Exercise instructions: Each record must be output exactly and in full.

(Website and app data records)
-- Opening Marker --

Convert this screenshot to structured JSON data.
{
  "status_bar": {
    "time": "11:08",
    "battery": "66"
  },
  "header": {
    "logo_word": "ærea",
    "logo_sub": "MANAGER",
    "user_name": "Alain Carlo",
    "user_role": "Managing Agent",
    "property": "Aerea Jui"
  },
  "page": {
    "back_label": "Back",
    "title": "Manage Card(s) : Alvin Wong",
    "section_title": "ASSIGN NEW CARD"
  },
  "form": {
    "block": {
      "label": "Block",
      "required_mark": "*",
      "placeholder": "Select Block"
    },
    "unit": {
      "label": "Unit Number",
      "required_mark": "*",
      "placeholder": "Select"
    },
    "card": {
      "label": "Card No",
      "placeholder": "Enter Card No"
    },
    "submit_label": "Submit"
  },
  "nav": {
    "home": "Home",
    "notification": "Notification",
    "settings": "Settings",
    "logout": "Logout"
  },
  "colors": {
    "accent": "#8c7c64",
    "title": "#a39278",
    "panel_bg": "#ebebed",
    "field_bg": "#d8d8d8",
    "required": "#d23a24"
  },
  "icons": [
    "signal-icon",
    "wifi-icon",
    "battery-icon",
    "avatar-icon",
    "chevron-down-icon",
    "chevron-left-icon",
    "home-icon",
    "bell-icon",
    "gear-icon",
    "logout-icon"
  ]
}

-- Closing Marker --

Solved problem:
Convert this screenshot to structured JSON data.
{
  "status_bar": {
    "time": "11:08",
    "battery": "66"
  },
  "header": {
    "logo_word": "ærea",
    "logo_sub": "MANAGER",
    "user_name": "Alain Carlo",
    "user_role": "Managing Agent",
    "property": "Aerea Jui"
  },
  "page": {
    "back_label": "Back",
    "title": "Manage Card(s) : Alvin Wong",
    "section_title": "ASSIGN NEW CARD"
  },
  "form": {
    "block": {
      "label": "Block",
      "required_mark": "*",
      "placeholder": "Select Block"
    },
    "unit": {
      "label": "Unit Number",
      "required_mark": "*",
      "placeholder": "Select"
    },
    "card": {
      "label": "Card No",
      "placeholder": "Enter Card No"
    },
    "submit_label": "Submit"
  },
  "nav": {
    "home": "Home",
    "notification": "Notification",
    "settings": "Settings",
    "logout": "Logout"
  },
  "colors": {
    "accent": "#8c7c64",
    "title": "#a39278",
    "panel_bg": "#ebebed",
    "field_bg": "#d8d8d8",
    "required": "#d23a24"
  },
  "icons": [
    "signal-icon",
    "wifi-icon",
    "battery-icon",
    "avatar-icon",
    "chevron-down-icon",
    "chevron-left-icon",
    "home-icon",
    "bell-icon",
    "gear-icon",
    "logout-icon"
  ]
}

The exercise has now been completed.